They're avatars. Simulated friends. Just like the agents that John Sculley and Wired dream about. They advise us how to live. Go here now! Go there! Do this. Buy this! OK. But when will someone listen to me?
TV provides a common theme in all our lives, at once. By coordinating us, they steal our diversity and choice and contact with each other.
So what? I love Bart Simpson, grandpa and the lawyers. I love them and I watch them anyway. I like TV. Going into a trance is OK.
Check out the movie "Network." Peter Finch plays a TV anchorman gone nuts. He starts telling the truth on the nightly news! He urges them to take control of their own lives.
Go to the nearest window. Open it. Loudly, firmly and respectfully say "I'm mad as hell and I'm not going to take it anymore!"
What an elegant idea!
I love discovering that I have stories to tell. If it weren't for the web, I promise you, I would not be able to tell these stories. That's why I think the web is so damned cool.
The web is the ultimate story-telling medium, even better than the campfire, but different. People who compare it to TV miss the point.
When the web is most eloquent it captures a story, tells it in a revealing way, and leaves you informed or inspired or touched, and wanting to know more.

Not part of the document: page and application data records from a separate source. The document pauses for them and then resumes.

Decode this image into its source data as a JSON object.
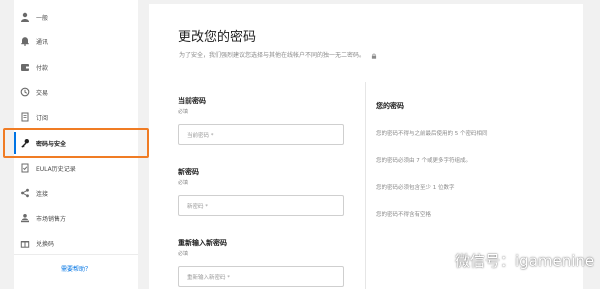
{
  "sidebar": {
    "items": [
      {
        "label": "一般",
        "icon": "user-icon"
      },
      {
        "label": "通讯",
        "icon": "bell-icon"
      },
      {
        "label": "付款",
        "icon": "wallet-icon"
      },
      {
        "label": "交易",
        "icon": "history-icon"
      },
      {
        "label": "订阅",
        "icon": "document-icon"
      },
      {
        "label": "密码与安全",
        "icon": "key-icon",
        "active": true
      },
      {
        "label": "EULA历史记录",
        "icon": "eula-icon"
      },
      {
        "label": "连接",
        "icon": "share-icon"
      },
      {
        "label": "市场销售方",
        "icon": "seller-icon"
      },
      {
        "label": "兑换码",
        "icon": "gift-icon"
      }
    ],
    "help_link": "需要帮助？"
  },
  "main": {
    "title": "更改您的密码",
    "subtitle": "为了安全，我们强烈建议您选择与其他在线帐户不同的独一无二密码。",
    "fields": [
      {
        "label": "当前密码",
        "required": "必填",
        "placeholder": "当前密码 *"
      },
      {
        "label": "新密码",
        "required": "必填",
        "placeholder": "新密码 *"
      },
      {
        "label": "重新输入新密码",
        "required": "必填",
        "placeholder": "重新输入新密码 *"
      }
    ],
    "rules": {
      "title": "您的密码",
      "items": [
        "您的密码不得与之前最后使用的 5 个密码相同",
        "您的密码必须由 7 个或更多字符组成。",
        "您的密码必须包含至少 1 位数字",
        "您的密码不得含有空格"
      ]
    }
  },
  "watermark": {
    "text": "微信号：igamenine"
  },
  "colors": {
    "accent": "#0074e4",
    "highlight": "#f07c24"
  }
}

I realize that some writing needs to be edited. I wouldn't do a contract without having agreement with at least one other person. I wouldn't release docs for a software product without reviewing them. Some writing has to be collaborative. That's fine.
But some writing has to come from one person. Not be tweaked or revised to suit anyone else. Some writing has to express what comes from within a single person, not two or more. Writing without compromise, for the sole purpose of communicating from inside a single person to anyone else who cares to listen.
So I disagree with Wired. Not only is the web vibrant and growing, we need the web, for what it uniquely offers -- the chance to hear from real people, not computer simulations of people.